In the Independent yesterday Chancellor George Osborne is rumored to be planning to use his Autumn Statement this week to announce tax breaks for companies that carry out controversial fracking, arguing that boosting the shale gas industry is vital to economic growth.
"Despite fears from environmental groups and local communities, the Government will publish a gas strategy paper, which will give the green light to shale gas extraction, alongside the Chancellor's economic update. With the cost of fuel soaring, Mr Osborne is expected to say that giving the go-ahead to shale will cause gas prices to fall and in turn reduce household bills, as well as creating jobs.
Mr Osborne hopes that tax breaks for shale gas extraction will encourage investors and help economic growth. Oil and gas are currently taxed at between 62 per cent and 81 per cent. Shale gas would be taxed at lower rates"
This is the same Chancellor George Osborne who said just last month that the UK must take a global lead in developing a series of low carbon technologies, including energy efficient computing and energy storage. So this makes very little sense . It's interesting, isn't it, that Governments in times of extreme financial pressure still seek to subsidise the fossil fuels industries.
A former Conservative energy minister has warned that the Government still needed to make the case to the public after fracking trials were halted last year following earthquakes in Lancashire.
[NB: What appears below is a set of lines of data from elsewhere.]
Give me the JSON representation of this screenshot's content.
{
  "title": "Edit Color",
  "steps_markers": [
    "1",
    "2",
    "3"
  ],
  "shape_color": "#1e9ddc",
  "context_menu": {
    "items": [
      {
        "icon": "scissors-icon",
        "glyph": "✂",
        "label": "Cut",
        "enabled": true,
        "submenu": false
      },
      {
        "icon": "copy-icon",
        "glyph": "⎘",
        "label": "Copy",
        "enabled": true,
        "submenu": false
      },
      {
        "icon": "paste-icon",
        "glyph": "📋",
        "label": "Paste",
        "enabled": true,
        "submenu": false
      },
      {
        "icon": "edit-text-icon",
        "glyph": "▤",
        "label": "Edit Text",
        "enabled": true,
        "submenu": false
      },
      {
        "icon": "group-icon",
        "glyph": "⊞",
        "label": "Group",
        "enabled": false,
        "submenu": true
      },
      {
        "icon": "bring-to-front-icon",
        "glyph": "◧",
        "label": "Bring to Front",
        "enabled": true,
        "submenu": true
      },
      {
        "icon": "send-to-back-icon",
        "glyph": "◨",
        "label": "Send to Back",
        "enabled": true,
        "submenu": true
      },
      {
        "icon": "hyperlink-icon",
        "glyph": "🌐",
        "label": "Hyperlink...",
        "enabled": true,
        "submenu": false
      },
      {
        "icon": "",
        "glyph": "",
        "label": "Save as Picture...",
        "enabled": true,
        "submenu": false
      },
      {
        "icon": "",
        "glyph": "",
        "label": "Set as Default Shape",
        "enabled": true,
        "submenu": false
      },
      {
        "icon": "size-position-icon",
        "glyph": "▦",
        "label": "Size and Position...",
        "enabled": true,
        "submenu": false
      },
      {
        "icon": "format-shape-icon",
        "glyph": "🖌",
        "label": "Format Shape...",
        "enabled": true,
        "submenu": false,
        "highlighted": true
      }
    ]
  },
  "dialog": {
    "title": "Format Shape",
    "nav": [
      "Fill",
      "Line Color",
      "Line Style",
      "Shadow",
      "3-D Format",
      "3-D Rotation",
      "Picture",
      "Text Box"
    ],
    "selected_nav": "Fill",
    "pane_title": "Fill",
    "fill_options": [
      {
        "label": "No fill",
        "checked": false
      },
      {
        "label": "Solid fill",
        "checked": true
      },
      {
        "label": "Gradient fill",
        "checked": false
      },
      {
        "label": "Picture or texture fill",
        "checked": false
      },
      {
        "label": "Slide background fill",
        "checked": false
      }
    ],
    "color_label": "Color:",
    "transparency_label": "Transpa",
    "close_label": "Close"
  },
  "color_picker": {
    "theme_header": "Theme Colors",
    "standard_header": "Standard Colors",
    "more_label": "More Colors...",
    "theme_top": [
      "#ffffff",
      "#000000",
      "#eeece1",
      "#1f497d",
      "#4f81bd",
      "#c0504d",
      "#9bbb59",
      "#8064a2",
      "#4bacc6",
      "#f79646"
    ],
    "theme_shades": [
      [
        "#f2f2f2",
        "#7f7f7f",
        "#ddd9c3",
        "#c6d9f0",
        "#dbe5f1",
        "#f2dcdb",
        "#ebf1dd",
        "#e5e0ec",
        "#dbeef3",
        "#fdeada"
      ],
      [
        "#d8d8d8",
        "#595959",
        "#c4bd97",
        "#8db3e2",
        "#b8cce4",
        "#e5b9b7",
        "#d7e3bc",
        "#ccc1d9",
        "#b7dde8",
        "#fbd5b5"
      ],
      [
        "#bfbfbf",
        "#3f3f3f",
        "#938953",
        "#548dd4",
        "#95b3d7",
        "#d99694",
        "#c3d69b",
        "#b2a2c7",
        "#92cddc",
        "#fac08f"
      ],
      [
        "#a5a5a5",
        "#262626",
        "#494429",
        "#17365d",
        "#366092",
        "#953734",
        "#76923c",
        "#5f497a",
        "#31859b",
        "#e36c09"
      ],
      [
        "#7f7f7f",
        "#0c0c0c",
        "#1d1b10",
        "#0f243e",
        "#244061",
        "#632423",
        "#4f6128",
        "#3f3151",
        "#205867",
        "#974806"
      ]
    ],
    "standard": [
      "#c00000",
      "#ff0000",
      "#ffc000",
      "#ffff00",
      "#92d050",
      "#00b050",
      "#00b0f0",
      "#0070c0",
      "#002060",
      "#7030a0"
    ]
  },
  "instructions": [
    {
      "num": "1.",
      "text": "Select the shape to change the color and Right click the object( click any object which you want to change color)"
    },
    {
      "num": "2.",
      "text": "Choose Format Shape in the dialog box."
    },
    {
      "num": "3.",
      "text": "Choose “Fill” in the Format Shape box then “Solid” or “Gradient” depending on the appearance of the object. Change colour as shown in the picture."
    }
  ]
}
Charles Hendry, who was sacked as energy minister in the reshuffle earlier this year, said: "The decision must be taken on the scientific evidence, but ministers will also need to be aware of the need to reassure the public for whom this will be a new type of activity."